The Hurt Lockers presents three radical forms of the soldier. Eldridge represents the skittish soldier who fears death above all else, where every day could be his last. Sanborn is the by the books man who views his duty as just another day on the job. James is the one addicted to the “rush of battle” and views war as a drug. He can’t escape the thrill of it. Each performance is heavy and the relationship between the three main characters is never firing on all cylinders. Very rarely do they all click and work hand-in-hand, when they do they are alarmingly efficient. The most complexity lies in James, who cares more about the corpse of a boy who is currently having his guts ripped out and having them replaced with explosives over his own child back on American shores. Rarely does he talk about his wife, only when he is probed and had a little to drink. He struts towards bombs with his chin and helmet held high, loving every step he takes towards possible death. When he finds a bomb that could wipe out a large area, he rips off his bomb suit and goes about disarming the bomb comfortably. If it blows up, the suit won’t save him. But you have to wonder if he would really care if it did blow up. James also symbolically serves as the bottle that Eldridge and Sanborn are dropped into. When a rush shakes up James, the worst and the weakest points emerge from Sanborn and Eldrige

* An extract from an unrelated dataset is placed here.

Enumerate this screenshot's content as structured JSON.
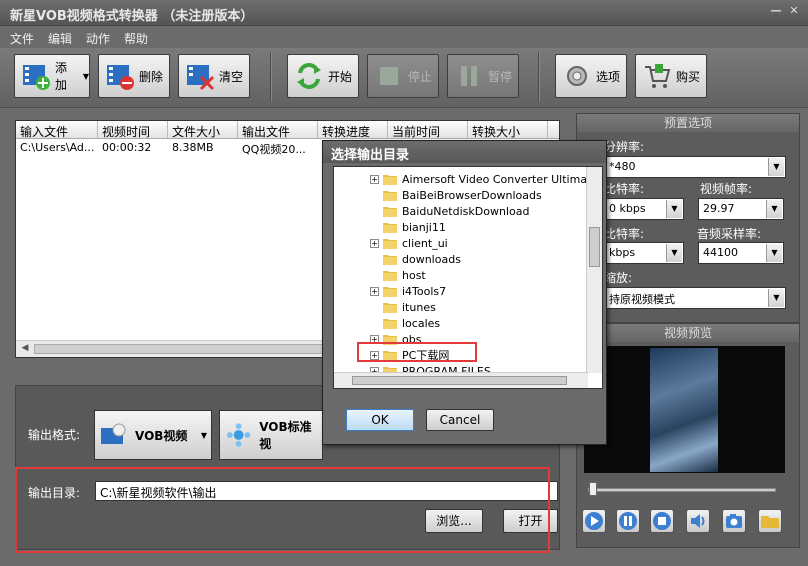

There is never a down moment in The Hurt Locker, one that doesn’t enthrall and hold your eyes to the screen. From the directing all the way to the script, the film is absolutely perfect, an atypical accomplishment for any film that makes its way out of Hollywood. The film opened the eyes of mainstream audiences to the talents of Jeremy Renner, who is finally becoming a household name. I firmly believe that The Hurt Locker is an instant classic, a film that will join the ranks of classics like Apocalypse Now and Platoon. In fact, the movie stills impacts me every time I see it, leaving a crater in stomach. It is a film I will never forget seeing in theaters for the first time and walking out of absolutely silent, verbally paralyzed by the sheer intensity of it. If you have never seen The Hurt Locker before, it may be wise to experience it with someone who already did just so they can have 911 ready. Why? Because you may pass out from holding your breath.
The Hurt Locker is now available on Blu-ray and DVD.